- AIM OF THE TASK:
Having read the material, return every line of it exactly.

==== ENTRIES SUPPLIED ====

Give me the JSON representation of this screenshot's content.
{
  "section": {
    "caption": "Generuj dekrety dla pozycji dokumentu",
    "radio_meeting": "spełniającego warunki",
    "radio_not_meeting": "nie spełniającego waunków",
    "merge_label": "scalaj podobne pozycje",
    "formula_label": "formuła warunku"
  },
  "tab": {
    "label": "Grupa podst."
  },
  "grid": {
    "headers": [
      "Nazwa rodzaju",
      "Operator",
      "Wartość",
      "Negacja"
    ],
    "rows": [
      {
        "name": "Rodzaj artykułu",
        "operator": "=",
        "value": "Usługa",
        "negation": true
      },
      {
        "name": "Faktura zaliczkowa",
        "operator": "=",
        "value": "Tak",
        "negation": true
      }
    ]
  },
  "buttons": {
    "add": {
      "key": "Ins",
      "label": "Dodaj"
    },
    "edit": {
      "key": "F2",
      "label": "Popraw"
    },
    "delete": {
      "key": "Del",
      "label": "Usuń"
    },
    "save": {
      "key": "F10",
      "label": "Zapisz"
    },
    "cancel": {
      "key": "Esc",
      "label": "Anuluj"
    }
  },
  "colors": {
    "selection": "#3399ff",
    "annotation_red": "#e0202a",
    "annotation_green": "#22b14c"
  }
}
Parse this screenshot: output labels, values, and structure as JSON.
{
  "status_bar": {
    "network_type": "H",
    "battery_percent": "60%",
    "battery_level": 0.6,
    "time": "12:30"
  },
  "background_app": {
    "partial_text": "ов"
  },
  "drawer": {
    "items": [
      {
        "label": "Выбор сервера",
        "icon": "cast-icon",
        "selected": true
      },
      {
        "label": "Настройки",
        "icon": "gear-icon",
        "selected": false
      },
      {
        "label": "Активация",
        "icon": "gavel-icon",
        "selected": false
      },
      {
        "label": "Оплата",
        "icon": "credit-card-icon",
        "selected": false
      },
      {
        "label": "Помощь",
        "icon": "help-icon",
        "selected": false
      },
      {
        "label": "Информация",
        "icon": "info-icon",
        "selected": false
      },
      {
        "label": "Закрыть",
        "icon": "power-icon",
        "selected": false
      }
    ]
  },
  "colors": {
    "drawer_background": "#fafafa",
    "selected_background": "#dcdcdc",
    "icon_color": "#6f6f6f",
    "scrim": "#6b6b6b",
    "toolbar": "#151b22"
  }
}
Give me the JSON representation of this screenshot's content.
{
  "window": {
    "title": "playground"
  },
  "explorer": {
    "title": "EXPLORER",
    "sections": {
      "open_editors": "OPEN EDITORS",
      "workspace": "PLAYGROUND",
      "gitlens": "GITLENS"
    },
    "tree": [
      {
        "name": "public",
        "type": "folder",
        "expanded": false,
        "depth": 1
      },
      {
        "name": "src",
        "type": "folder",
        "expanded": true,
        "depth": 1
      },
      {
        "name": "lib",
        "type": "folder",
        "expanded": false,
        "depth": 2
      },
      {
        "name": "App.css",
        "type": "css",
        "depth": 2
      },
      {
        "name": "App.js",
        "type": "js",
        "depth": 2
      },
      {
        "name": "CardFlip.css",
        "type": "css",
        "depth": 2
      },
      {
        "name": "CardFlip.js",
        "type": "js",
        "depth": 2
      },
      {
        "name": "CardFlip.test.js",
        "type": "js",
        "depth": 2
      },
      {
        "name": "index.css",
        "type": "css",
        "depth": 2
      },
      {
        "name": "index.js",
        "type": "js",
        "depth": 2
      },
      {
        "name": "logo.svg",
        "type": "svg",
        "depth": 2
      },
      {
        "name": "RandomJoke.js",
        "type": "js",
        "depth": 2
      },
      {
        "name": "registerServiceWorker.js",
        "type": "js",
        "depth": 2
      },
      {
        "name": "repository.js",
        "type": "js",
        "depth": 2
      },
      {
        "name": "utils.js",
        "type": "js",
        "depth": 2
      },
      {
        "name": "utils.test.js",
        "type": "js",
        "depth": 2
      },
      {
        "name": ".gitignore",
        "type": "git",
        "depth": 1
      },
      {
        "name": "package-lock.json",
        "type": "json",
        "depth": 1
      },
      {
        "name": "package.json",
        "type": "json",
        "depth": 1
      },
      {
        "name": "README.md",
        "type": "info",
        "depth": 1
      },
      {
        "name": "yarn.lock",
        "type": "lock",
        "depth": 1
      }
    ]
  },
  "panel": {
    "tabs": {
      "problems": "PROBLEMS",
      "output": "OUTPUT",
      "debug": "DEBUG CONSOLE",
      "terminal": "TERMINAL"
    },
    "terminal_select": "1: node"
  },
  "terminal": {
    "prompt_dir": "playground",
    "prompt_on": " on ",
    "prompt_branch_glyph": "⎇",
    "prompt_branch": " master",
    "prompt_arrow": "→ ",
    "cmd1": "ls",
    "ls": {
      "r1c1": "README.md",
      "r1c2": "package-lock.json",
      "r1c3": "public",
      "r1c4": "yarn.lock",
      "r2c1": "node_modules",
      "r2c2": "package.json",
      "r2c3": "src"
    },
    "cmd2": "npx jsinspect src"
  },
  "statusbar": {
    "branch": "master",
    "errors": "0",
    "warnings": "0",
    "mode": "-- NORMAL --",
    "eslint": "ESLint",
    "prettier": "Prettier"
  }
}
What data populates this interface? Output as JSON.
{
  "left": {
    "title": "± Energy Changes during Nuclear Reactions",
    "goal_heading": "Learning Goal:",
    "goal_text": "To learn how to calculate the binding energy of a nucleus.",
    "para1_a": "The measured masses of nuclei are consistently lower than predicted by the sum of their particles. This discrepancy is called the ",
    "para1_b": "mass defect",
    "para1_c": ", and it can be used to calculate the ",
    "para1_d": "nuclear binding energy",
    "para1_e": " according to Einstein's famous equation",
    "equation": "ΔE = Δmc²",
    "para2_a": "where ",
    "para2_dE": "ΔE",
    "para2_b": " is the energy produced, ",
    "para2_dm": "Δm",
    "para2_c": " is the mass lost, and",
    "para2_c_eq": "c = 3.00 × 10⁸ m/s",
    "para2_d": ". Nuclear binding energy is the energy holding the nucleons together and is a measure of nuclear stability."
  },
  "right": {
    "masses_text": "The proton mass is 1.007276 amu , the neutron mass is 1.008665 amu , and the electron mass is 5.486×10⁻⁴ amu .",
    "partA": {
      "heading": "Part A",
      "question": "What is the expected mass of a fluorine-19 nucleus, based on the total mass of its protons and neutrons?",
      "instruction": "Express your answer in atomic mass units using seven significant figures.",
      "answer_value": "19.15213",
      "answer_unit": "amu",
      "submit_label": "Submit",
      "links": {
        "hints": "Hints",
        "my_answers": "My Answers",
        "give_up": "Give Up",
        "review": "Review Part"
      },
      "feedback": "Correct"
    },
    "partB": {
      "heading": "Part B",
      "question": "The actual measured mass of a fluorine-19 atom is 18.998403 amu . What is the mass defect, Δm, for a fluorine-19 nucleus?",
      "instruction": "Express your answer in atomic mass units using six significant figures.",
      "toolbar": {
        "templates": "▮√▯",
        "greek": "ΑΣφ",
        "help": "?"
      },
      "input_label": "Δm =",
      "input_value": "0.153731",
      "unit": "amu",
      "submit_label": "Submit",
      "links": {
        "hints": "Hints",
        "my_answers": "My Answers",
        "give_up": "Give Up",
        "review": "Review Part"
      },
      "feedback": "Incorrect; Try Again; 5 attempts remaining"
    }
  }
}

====

- SOLUTION TO THIS TASK:
Give me the JSON representation of this screenshot's content.
{
  "section": {
    "caption": "Generuj dekrety dla pozycji dokumentu",
    "radio_meeting": "spełniającego warunki",
    "radio_not_meeting": "nie spełniającego waunków",
    "merge_label": "scalaj podobne pozycje",
    "formula_label": "formuła warunku"
  },
  "tab": {
    "label": "Grupa podst."
  },
  "grid": {
    "headers": [
      "Nazwa rodzaju",
      "Operator",
      "Wartość",
      "Negacja"
    ],
    "rows": [
      {
        "name": "Rodzaj artykułu",
        "operator": "=",
        "value": "Usługa",
        "negation": true
      },
      {
        "name": "Faktura zaliczkowa",
        "operator": "=",
        "value": "Tak",
        "negation": true
      }
    ]
  },
  "buttons": {
    "add": {
      "key": "Ins",
      "label": "Dodaj"
    },
    "edit": {
      "key": "F2",
      "label": "Popraw"
    },
    "delete": {
      "key": "Del",
      "label": "Usuń"
    },
    "save": {
      "key": "F10",
      "label": "Zapisz"
    },
    "cancel": {
      "key": "Esc",
      "label": "Anuluj"
    }
  },
  "colors": {
    "selection": "#3399ff",
    "annotation_red": "#e0202a",
    "annotation_green": "#22b14c"
  }
}
Parse this screenshot: output labels, values, and structure as JSON.
{
  "status_bar": {
    "network_type": "H",
    "battery_percent": "60%",
    "battery_level": 0.6,
    "time": "12:30"
  },
  "background_app": {
    "partial_text": "ов"
  },
  "drawer": {
    "items": [
      {
        "label": "Выбор сервера",
        "icon": "cast-icon",
        "selected": true
      },
      {
        "label": "Настройки",
        "icon": "gear-icon",
        "selected": false
      },
      {
        "label": "Активация",
        "icon": "gavel-icon",
        "selected": false
      },
      {
        "label": "Оплата",
        "icon": "credit-card-icon",
        "selected": false
      },
      {
        "label": "Помощь",
        "icon": "help-icon",
        "selected": false
      },
      {
        "label": "Информация",
        "icon": "info-icon",
        "selected": false
      },
      {
        "label": "Закрыть",
        "icon": "power-icon",
        "selected": false
      }
    ]
  },
  "colors": {
    "drawer_background": "#fafafa",
    "selected_background": "#dcdcdc",
    "icon_color": "#6f6f6f",
    "scrim": "#6b6b6b",
    "toolbar": "#151b22"
  }
}
Give me the JSON representation of this screenshot's content.
{
  "window": {
    "title": "playground"
  },
  "explorer": {
    "title": "EXPLORER",
    "sections": {
      "open_editors": "OPEN EDITORS",
      "workspace": "PLAYGROUND",
      "gitlens": "GITLENS"
    },
    "tree": [
      {
        "name": "public",
        "type": "folder",
        "expanded": false,
        "depth": 1
      },
      {
        "name": "src",
        "type": "folder",
        "expanded": true,
        "depth": 1
      },
      {
        "name": "lib",
        "type": "folder",
        "expanded": false,
        "depth": 2
      },
      {
        "name": "App.css",
        "type": "css",
        "depth": 2
      },
      {
        "name": "App.js",
        "type": "js",
        "depth": 2
      },
      {
        "name": "CardFlip.css",
        "type": "css",
        "depth": 2
      },
      {
        "name": "CardFlip.js",
        "type": "js",
        "depth": 2
      },
      {
        "name": "CardFlip.test.js",
        "type": "js",
        "depth": 2
      },
      {
        "name": "index.css",
        "type": "css",
        "depth": 2
      },
      {
        "name": "index.js",
        "type": "js",
        "depth": 2
      },
      {
        "name": "logo.svg",
        "type": "svg",
        "depth": 2
      },
      {
        "name": "RandomJoke.js",
        "type": "js",
        "depth": 2
      },
      {
        "name": "registerServiceWorker.js",
        "type": "js",
        "depth": 2
      },
      {
        "name": "repository.js",
        "type": "js",
        "depth": 2
      },
      {
        "name": "utils.js",
        "type": "js",
        "depth": 2
      },
      {
        "name": "utils.test.js",
        "type": "js",
        "depth": 2
      },
      {
        "name": ".gitignore",
        "type": "git",
        "depth": 1
      },
      {
        "name": "package-lock.json",
        "type": "json",
        "depth": 1
      },
      {
        "name": "package.json",
        "type": "json",
        "depth": 1
      },
      {
        "name": "README.md",
        "type": "info",
        "depth": 1
      },
      {
        "name": "yarn.lock",
        "type": "lock",
        "depth": 1
      }
    ]
  },
  "panel": {
    "tabs": {
      "problems": "PROBLEMS",
      "output": "OUTPUT",
      "debug": "DEBUG CONSOLE",
      "terminal": "TERMINAL"
    },
    "terminal_select": "1: node"
  },
  "terminal": {
    "prompt_dir": "playground",
    "prompt_on": " on ",
    "prompt_branch_glyph": "⎇",
    "prompt_branch": " master",
    "prompt_arrow": "→ ",
    "cmd1": "ls",
    "ls": {
      "r1c1": "README.md",
      "r1c2": "package-lock.json",
      "r1c3": "public",
      "r1c4": "yarn.lock",
      "r2c1": "node_modules",
      "r2c2": "package.json",
      "r2c3": "src"
    },
    "cmd2": "npx jsinspect src"
  },
  "statusbar": {
    "branch": "master",
    "errors": "0",
    "warnings": "0",
    "mode": "-- NORMAL --",
    "eslint": "ESLint",
    "prettier": "Prettier"
  }
}
What data populates this interface? Output as JSON.
{
  "left": {
    "title": "± Energy Changes during Nuclear Reactions",
    "goal_heading": "Learning Goal:",
    "goal_text": "To learn how to calculate the binding energy of a nucleus.",
    "para1_a": "The measured masses of nuclei are consistently lower than predicted by the sum of their particles. This discrepancy is called the ",
    "para1_b": "mass defect",
    "para1_c": ", and it can be used to calculate the ",
    "para1_d": "nuclear binding energy",
    "para1_e": " according to Einstein's famous equation",
    "equation": "ΔE = Δmc²",
    "para2_a": "where ",
    "para2_dE": "ΔE",
    "para2_b": " is the energy produced, ",
    "para2_dm": "Δm",
    "para2_c": " is the mass lost, and",
    "para2_c_eq": "c = 3.00 × 10⁸ m/s",
    "para2_d": ". Nuclear binding energy is the energy holding the nucleons together and is a measure of nuclear stability."
  },
  "right": {
    "masses_text": "The proton mass is 1.007276 amu , the neutron mass is 1.008665 amu , and the electron mass is 5.486×10⁻⁴ amu .",
    "partA": {
      "heading": "Part A",
      "question": "What is the expected mass of a fluorine-19 nucleus, based on the total mass of its protons and neutrons?",
      "instruction": "Express your answer in atomic mass units using seven significant figures.",
      "answer_value": "19.15213",
      "answer_unit": "amu",
      "submit_label": "Submit",
      "links": {
        "hints": "Hints",
        "my_answers": "My Answers",
        "give_up": "Give Up",
        "review": "Review Part"
      },
      "feedback": "Correct"
    },
    "partB": {
      "heading": "Part B",
      "question": "The actual measured mass of a fluorine-19 atom is 18.998403 amu . What is the mass defect, Δm, for a fluorine-19 nucleus?",
      "instruction": "Express your answer in atomic mass units using six significant figures.",
      "toolbar": {
        "templates": "▮√▯",
        "greek": "ΑΣφ",
        "help": "?"
      },
      "input_label": "Δm =",
      "input_value": "0.153731",
      "unit": "amu",
      "submit_label": "Submit",
      "links": {
        "hints": "Hints",
        "my_answers": "My Answers",
        "give_up": "Give Up",
        "review": "Review Part"
      },
      "feedback": "Incorrect; Try Again; 5 attempts remaining"
    }
  }
}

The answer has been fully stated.